- RECORDED INFORMATION:
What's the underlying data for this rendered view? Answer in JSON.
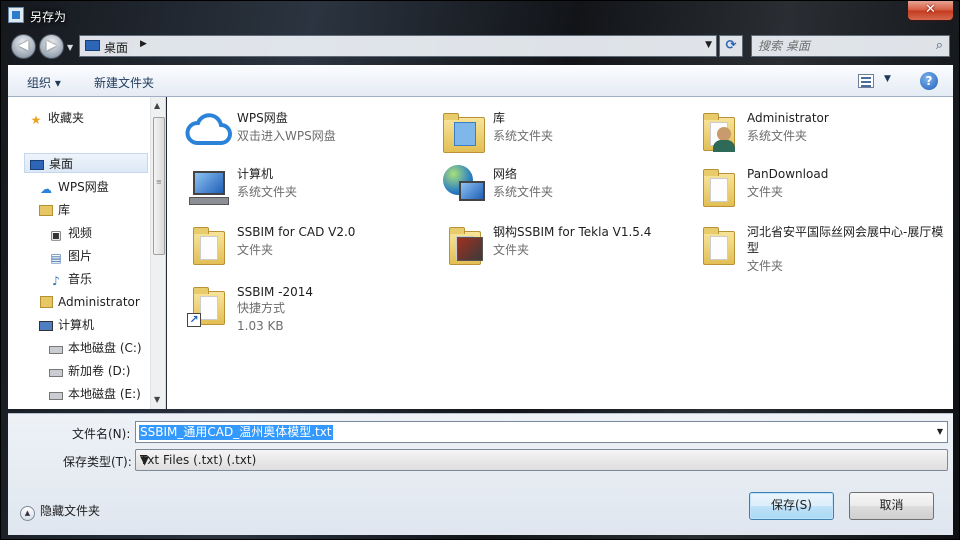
{
  "window": {
    "title": "另存为",
    "close_label": "✕"
  },
  "nav": {
    "back": "◀",
    "forward": "▶",
    "breadcrumb": "桌面",
    "crumb_arrow": "▶",
    "search_placeholder": "搜索 桌面"
  },
  "toolbar": {
    "organize": "组织 ▾",
    "new_folder": "新建文件夹",
    "help": "?"
  },
  "sidebar": {
    "items": [
      {
        "label": "收藏夹",
        "icon": "star-icon"
      },
      {
        "label": "桌面",
        "icon": "desktop-icon"
      },
      {
        "label": "WPS网盘",
        "icon": "cloud-icon"
      },
      {
        "label": "库",
        "icon": "library-icon"
      },
      {
        "label": "视频",
        "icon": "video-icon"
      },
      {
        "label": "图片",
        "icon": "picture-icon"
      },
      {
        "label": "音乐",
        "icon": "music-icon"
      },
      {
        "label": "Administrator",
        "icon": "user-folder-icon"
      },
      {
        "label": "计算机",
        "icon": "computer-icon"
      },
      {
        "label": "本地磁盘 (C:)",
        "icon": "system-drive-icon"
      },
      {
        "label": "新加卷 (D:)",
        "icon": "drive-icon"
      },
      {
        "label": "本地磁盘 (E:)",
        "icon": "drive-icon"
      }
    ]
  },
  "files": [
    {
      "name": "WPS网盘",
      "sub": "双击进入WPS网盘",
      "icon": "cloud-icon"
    },
    {
      "name": "库",
      "sub": "系统文件夹",
      "icon": "library-icon"
    },
    {
      "name": "Administrator",
      "sub": "系统文件夹",
      "icon": "user-folder-icon"
    },
    {
      "name": "计算机",
      "sub": "系统文件夹",
      "icon": "computer-icon"
    },
    {
      "name": "网络",
      "sub": "系统文件夹",
      "icon": "network-icon"
    },
    {
      "name": "PanDownload",
      "sub": "文件夹",
      "icon": "folder-icon"
    },
    {
      "name": "SSBIM for CAD V2.0",
      "sub": "文件夹",
      "icon": "folder-icon"
    },
    {
      "name": "钢构SSBIM for Tekla V1.5.4",
      "sub": "文件夹",
      "icon": "folder-icon"
    },
    {
      "name": "河北省安平国际丝网会展中心-展厅模型",
      "sub": "文件夹",
      "icon": "folder-icon"
    },
    {
      "name": "SSBIM -2014",
      "sub": "快捷方式",
      "sub2": "1.03 KB",
      "icon": "shortcut-folder-icon"
    }
  ],
  "footer": {
    "filename_label": "文件名(N):",
    "filename_value": "SSBIM_通用CAD_温州奥体模型.txt",
    "filetype_label": "保存类型(T):",
    "filetype_value": "Txt Files (.txt) (.txt)",
    "hide_folders": "隐藏文件夹",
    "save": "保存(S)",
    "cancel": "取消"
  }
}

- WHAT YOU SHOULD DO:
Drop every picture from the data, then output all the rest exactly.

- SOLUTION TO THIS TASK:
What's the underlying data for this rendered view? Answer in JSON.
{
  "window": {
    "title": "另存为",
    "close_label": "✕"
  },
  "nav": {
    "back": "◀",
    "forward": "▶",
    "breadcrumb": "桌面",
    "crumb_arrow": "▶",
    "search_placeholder": "搜索 桌面"
  },
  "toolbar": {
    "organize": "组织 ▾",
    "new_folder": "新建文件夹",
    "help": "?"
  },
  "sidebar": {
    "items": [
      {
        "label": "收藏夹",
        "icon": "star-icon"
      },
      {
        "label": "桌面",
        "icon": "desktop-icon"
      },
      {
        "label": "WPS网盘",
        "icon": "cloud-icon"
      },
      {
        "label": "库",
        "icon": "library-icon"
      },
      {
        "label": "视频",
        "icon": "video-icon"
      },
      {
        "label": "图片",
        "icon": "picture-icon"
      },
      {
        "label": "音乐",
        "icon": "music-icon"
      },
      {
        "label": "Administrator",
        "icon": "user-folder-icon"
      },
      {
        "label": "计算机",
        "icon": "computer-icon"
      },
      {
        "label": "本地磁盘 (C:)",
        "icon": "system-drive-icon"
      },
      {
        "label": "新加卷 (D:)",
        "icon": "drive-icon"
      },
      {
        "label": "本地磁盘 (E:)",
        "icon": "drive-icon"
      }
    ]
  },
  "files": [
    {
      "name": "WPS网盘",
      "sub": "双击进入WPS网盘",
      "icon": "cloud-icon"
    },
    {
      "name": "库",
      "sub": "系统文件夹",
      "icon": "library-icon"
    },
    {
      "name": "Administrator",
      "sub": "系统文件夹",
      "icon": "user-folder-icon"
    },
    {
      "name": "计算机",
      "sub": "系统文件夹",
      "icon": "computer-icon"
    },
    {
      "name": "网络",
      "sub": "系统文件夹",
      "icon": "network-icon"
    },
    {
      "name": "PanDownload",
      "sub": "文件夹",
      "icon": "folder-icon"
    },
    {
      "name": "SSBIM for CAD V2.0",
      "sub": "文件夹",
      "icon": "folder-icon"
    },
    {
      "name": "钢构SSBIM for Tekla V1.5.4",
      "sub": "文件夹",
      "icon": "folder-icon"
    },
    {
      "name": "河北省安平国际丝网会展中心-展厅模型",
      "sub": "文件夹",
      "icon": "folder-icon"
    },
    {
      "name": "SSBIM -2014",
      "sub": "快捷方式",
      "sub2": "1.03 KB",
      "icon": "shortcut-folder-icon"
    }
  ],
  "footer": {
    "filename_label": "文件名(N):",
    "filename_value": "SSBIM_通用CAD_温州奥体模型.txt",
    "filetype_label": "保存类型(T):",
    "filetype_value": "Txt Files (.txt) (.txt)",
    "hide_folders": "隐藏文件夹",
    "save": "保存(S)",
    "cancel": "取消"
  }
}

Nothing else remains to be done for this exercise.